About this task:
Each record is to be printed exactly as given, down to the last mark.

Data extract:
-=-=-
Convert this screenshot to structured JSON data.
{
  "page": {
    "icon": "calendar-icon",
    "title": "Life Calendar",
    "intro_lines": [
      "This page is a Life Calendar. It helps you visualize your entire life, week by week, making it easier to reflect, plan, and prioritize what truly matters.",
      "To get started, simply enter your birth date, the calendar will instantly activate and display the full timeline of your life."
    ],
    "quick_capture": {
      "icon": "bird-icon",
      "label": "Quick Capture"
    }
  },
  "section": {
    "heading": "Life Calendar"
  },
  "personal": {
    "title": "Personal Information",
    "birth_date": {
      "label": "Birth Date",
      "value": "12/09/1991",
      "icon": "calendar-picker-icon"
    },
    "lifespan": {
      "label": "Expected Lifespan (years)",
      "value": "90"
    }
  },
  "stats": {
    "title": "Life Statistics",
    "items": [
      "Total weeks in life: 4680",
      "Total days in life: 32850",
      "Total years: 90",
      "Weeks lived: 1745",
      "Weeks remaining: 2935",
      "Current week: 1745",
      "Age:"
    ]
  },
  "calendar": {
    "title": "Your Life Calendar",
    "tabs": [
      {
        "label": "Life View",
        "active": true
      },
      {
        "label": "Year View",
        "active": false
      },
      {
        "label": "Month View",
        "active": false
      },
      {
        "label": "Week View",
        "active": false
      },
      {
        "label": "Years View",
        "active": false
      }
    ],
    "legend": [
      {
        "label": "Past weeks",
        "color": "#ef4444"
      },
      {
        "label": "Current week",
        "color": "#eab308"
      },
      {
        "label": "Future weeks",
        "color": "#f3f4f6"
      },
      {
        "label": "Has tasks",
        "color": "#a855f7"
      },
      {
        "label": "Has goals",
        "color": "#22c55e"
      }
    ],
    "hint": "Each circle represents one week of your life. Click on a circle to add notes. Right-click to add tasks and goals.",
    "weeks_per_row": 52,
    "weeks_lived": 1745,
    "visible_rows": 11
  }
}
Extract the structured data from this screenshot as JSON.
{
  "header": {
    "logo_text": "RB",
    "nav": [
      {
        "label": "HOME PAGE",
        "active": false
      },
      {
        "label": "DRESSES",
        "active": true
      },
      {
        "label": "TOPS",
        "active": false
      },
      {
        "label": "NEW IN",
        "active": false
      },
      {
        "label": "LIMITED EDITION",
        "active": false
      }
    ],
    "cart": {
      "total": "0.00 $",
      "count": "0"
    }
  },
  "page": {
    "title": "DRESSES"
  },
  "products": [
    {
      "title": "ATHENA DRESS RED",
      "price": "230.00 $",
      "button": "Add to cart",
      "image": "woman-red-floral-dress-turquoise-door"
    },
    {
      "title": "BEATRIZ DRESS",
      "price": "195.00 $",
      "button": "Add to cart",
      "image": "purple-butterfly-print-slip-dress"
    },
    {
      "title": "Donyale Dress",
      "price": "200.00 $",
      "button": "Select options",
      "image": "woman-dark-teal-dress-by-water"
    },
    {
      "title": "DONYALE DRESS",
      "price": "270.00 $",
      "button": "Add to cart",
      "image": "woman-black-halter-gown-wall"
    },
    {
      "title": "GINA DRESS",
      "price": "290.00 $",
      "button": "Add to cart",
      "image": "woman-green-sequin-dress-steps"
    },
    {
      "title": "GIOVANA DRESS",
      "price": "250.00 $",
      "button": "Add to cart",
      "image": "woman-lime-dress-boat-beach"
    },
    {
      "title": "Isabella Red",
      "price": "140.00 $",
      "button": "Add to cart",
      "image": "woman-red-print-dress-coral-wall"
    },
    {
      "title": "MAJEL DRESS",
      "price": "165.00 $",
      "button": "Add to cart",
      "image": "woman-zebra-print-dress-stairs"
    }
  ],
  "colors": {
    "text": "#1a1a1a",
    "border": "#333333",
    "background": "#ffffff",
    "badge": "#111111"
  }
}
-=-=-
Response to this exercise:
Convert this screenshot to structured JSON data.
{
  "page": {
    "icon": "calendar-icon",
    "title": "Life Calendar",
    "intro_lines": [
      "This page is a Life Calendar. It helps you visualize your entire life, week by week, making it easier to reflect, plan, and prioritize what truly matters.",
      "To get started, simply enter your birth date, the calendar will instantly activate and display the full timeline of your life."
    ],
    "quick_capture": {
      "icon": "bird-icon",
      "label": "Quick Capture"
    }
  },
  "section": {
    "heading": "Life Calendar"
  },
  "personal": {
    "title": "Personal Information",
    "birth_date": {
      "label": "Birth Date",
      "value": "12/09/1991",
      "icon": "calendar-picker-icon"
    },
    "lifespan": {
      "label": "Expected Lifespan (years)",
      "value": "90"
    }
  },
  "stats": {
    "title": "Life Statistics",
    "items": [
      "Total weeks in life: 4680",
      "Total days in life: 32850",
      "Total years: 90",
      "Weeks lived: 1745",
      "Weeks remaining: 2935",
      "Current week: 1745",
      "Age:"
    ]
  },
  "calendar": {
    "title": "Your Life Calendar",
    "tabs": [
      {
        "label": "Life View",
        "active": true
      },
      {
        "label": "Year View",
        "active": false
      },
      {
        "label": "Month View",
        "active": false
      },
      {
        "label": "Week View",
        "active": false
      },
      {
        "label": "Years View",
        "active": false
      }
    ],
    "legend": [
      {
        "label": "Past weeks",
        "color": "#ef4444"
      },
      {
        "label": "Current week",
        "color": "#eab308"
      },
      {
        "label": "Future weeks",
        "color": "#f3f4f6"
      },
      {
        "label": "Has tasks",
        "color": "#a855f7"
      },
      {
        "label": "Has goals",
        "color": "#22c55e"
      }
    ],
    "hint": "Each circle represents one week of your life. Click on a circle to add notes. Right-click to add tasks and goals.",
    "weeks_per_row": 52,
    "weeks_lived": 1745,
    "visible_rows": 11
  }
}
Extract the structured data from this screenshot as JSON.
{
  "header": {
    "logo_text": "RB",
    "nav": [
      {
        "label": "HOME PAGE",
        "active": false
      },
      {
        "label": "DRESSES",
        "active": true
      },
      {
        "label": "TOPS",
        "active": false
      },
      {
        "label": "NEW IN",
        "active": false
      },
      {
        "label": "LIMITED EDITION",
        "active": false
      }
    ],
    "cart": {
      "total": "0.00 $",
      "count": "0"
    }
  },
  "page": {
    "title": "DRESSES"
  },
  "products": [
    {
      "title": "ATHENA DRESS RED",
      "price": "230.00 $",
      "button": "Add to cart",
      "image": "woman-red-floral-dress-turquoise-door"
    },
    {
      "title": "BEATRIZ DRESS",
      "price": "195.00 $",
      "button": "Add to cart",
      "image": "purple-butterfly-print-slip-dress"
    },
    {
      "title": "Donyale Dress",
      "price": "200.00 $",
      "button": "Select options",
      "image": "woman-dark-teal-dress-by-water"
    },
    {
      "title": "DONYALE DRESS",
      "price": "270.00 $",
      "button": "Add to cart",
      "image": "woman-black-halter-gown-wall"
    },
    {
      "title": "GINA DRESS",
      "price": "290.00 $",
      "button": "Add to cart",
      "image": "woman-green-sequin-dress-steps"
    },
    {
      "title": "GIOVANA DRESS",
      "price": "250.00 $",
      "button": "Add to cart",
      "image": "woman-lime-dress-boat-beach"
    },
    {
      "title": "Isabella Red",
      "price": "140.00 $",
      "button": "Add to cart",
      "image": "woman-red-print-dress-coral-wall"
    },
    {
      "title": "MAJEL DRESS",
      "price": "165.00 $",
      "button": "Add to cart",
      "image": "woman-zebra-print-dress-stairs"
    }
  ],
  "colors": {
    "text": "#1a1a1a",
    "border": "#333333",
    "background": "#ffffff",
    "badge": "#111111"
  }
}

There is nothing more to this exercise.